* Extracted data *
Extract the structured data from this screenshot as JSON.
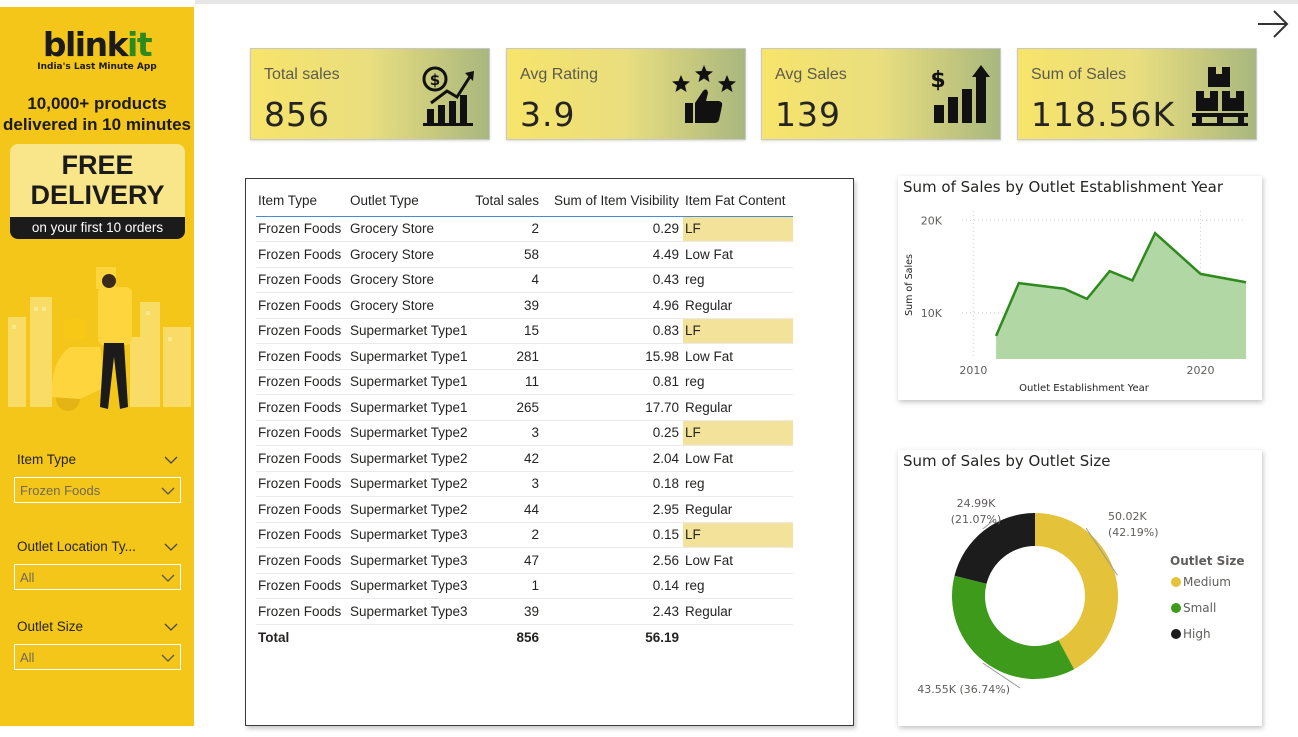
{
  "sidebar": {
    "brand_pre": "blink",
    "brand_post": "it",
    "tagline": "India's Last Minute App",
    "headline_1": "10,000+ products",
    "headline_2": "delivered in 10 minutes",
    "promo_big_1": "FREE",
    "promo_big_2": "DELIVERY",
    "promo_small": "on your first 10 orders",
    "filters": [
      {
        "label": "Item Type",
        "value": "Frozen Foods"
      },
      {
        "label": "Outlet Location Ty...",
        "value": "All"
      },
      {
        "label": "Outlet Size",
        "value": "All"
      }
    ]
  },
  "kpis": [
    {
      "label": "Total sales",
      "value": "856",
      "icon": "dollar-growth-icon"
    },
    {
      "label": "Avg Rating",
      "value": "3.9",
      "icon": "stars-thumbs-up-icon"
    },
    {
      "label": "Avg Sales",
      "value": "139",
      "icon": "dollar-bar-chart-icon"
    },
    {
      "label": "Sum of Sales",
      "value": "118.56K",
      "icon": "boxes-pallet-icon"
    }
  ],
  "table": {
    "headers": [
      "Item Type",
      "Outlet Type",
      "Total sales",
      "Sum of Item Visibility",
      "Item Fat Content"
    ],
    "rows": [
      [
        "Frozen Foods",
        "Grocery Store",
        "2",
        "0.29",
        "LF"
      ],
      [
        "Frozen Foods",
        "Grocery Store",
        "58",
        "4.49",
        "Low Fat"
      ],
      [
        "Frozen Foods",
        "Grocery Store",
        "4",
        "0.43",
        "reg"
      ],
      [
        "Frozen Foods",
        "Grocery Store",
        "39",
        "4.96",
        "Regular"
      ],
      [
        "Frozen Foods",
        "Supermarket Type1",
        "15",
        "0.83",
        "LF"
      ],
      [
        "Frozen Foods",
        "Supermarket Type1",
        "281",
        "15.98",
        "Low Fat"
      ],
      [
        "Frozen Foods",
        "Supermarket Type1",
        "11",
        "0.81",
        "reg"
      ],
      [
        "Frozen Foods",
        "Supermarket Type1",
        "265",
        "17.70",
        "Regular"
      ],
      [
        "Frozen Foods",
        "Supermarket Type2",
        "3",
        "0.25",
        "LF"
      ],
      [
        "Frozen Foods",
        "Supermarket Type2",
        "42",
        "2.04",
        "Low Fat"
      ],
      [
        "Frozen Foods",
        "Supermarket Type2",
        "3",
        "0.18",
        "reg"
      ],
      [
        "Frozen Foods",
        "Supermarket Type2",
        "44",
        "2.95",
        "Regular"
      ],
      [
        "Frozen Foods",
        "Supermarket Type3",
        "2",
        "0.15",
        "LF"
      ],
      [
        "Frozen Foods",
        "Supermarket Type3",
        "47",
        "2.56",
        "Low Fat"
      ],
      [
        "Frozen Foods",
        "Supermarket Type3",
        "1",
        "0.14",
        "reg"
      ],
      [
        "Frozen Foods",
        "Supermarket Type3",
        "39",
        "2.43",
        "Regular"
      ]
    ],
    "total": [
      "Total",
      "",
      "856",
      "56.19",
      ""
    ],
    "highlight_color": "#f2e29a"
  },
  "chart_data": [
    {
      "type": "area",
      "title": "Sum of Sales by Outlet Establishment Year",
      "xlabel": "Outlet Establishment Year",
      "ylabel": "Sum of Sales",
      "x": [
        2011,
        2012,
        2014,
        2015,
        2016,
        2017,
        2018,
        2020,
        2022
      ],
      "values": [
        7500,
        13200,
        12600,
        11500,
        14500,
        13500,
        18600,
        14200,
        13300
      ],
      "xlim": [
        2009.5,
        2022
      ],
      "ylim": [
        5000,
        21000
      ],
      "xticks": [
        2010,
        2020
      ],
      "yticks": [
        10000,
        20000
      ],
      "ytick_labels": [
        "10K",
        "20K"
      ],
      "xtick_labels": [
        "2010",
        "2020"
      ],
      "color": "#2f8a1e",
      "fill": "#a8d39b",
      "grid": true
    },
    {
      "type": "pie",
      "title": "Sum of Sales by Outlet Size",
      "legend_title": "Outlet Size",
      "legend_position": "right",
      "categories": [
        "Medium",
        "Small",
        "High"
      ],
      "values": [
        50.02,
        43.55,
        24.99
      ],
      "percents": [
        42.19,
        36.74,
        21.07
      ],
      "labels": [
        "50.02K\n(42.19%)",
        "43.55K (36.74%)",
        "24.99K\n(21.07%)"
      ],
      "colors": [
        "#e4c23a",
        "#3e9a1b",
        "#1c1c1c"
      ]
    }
  ]
}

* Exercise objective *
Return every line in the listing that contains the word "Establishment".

* Completed exercise *
      "title": "Sum of Sales by Outlet Establishment Year",
      "xlabel": "Outlet Establishment Year",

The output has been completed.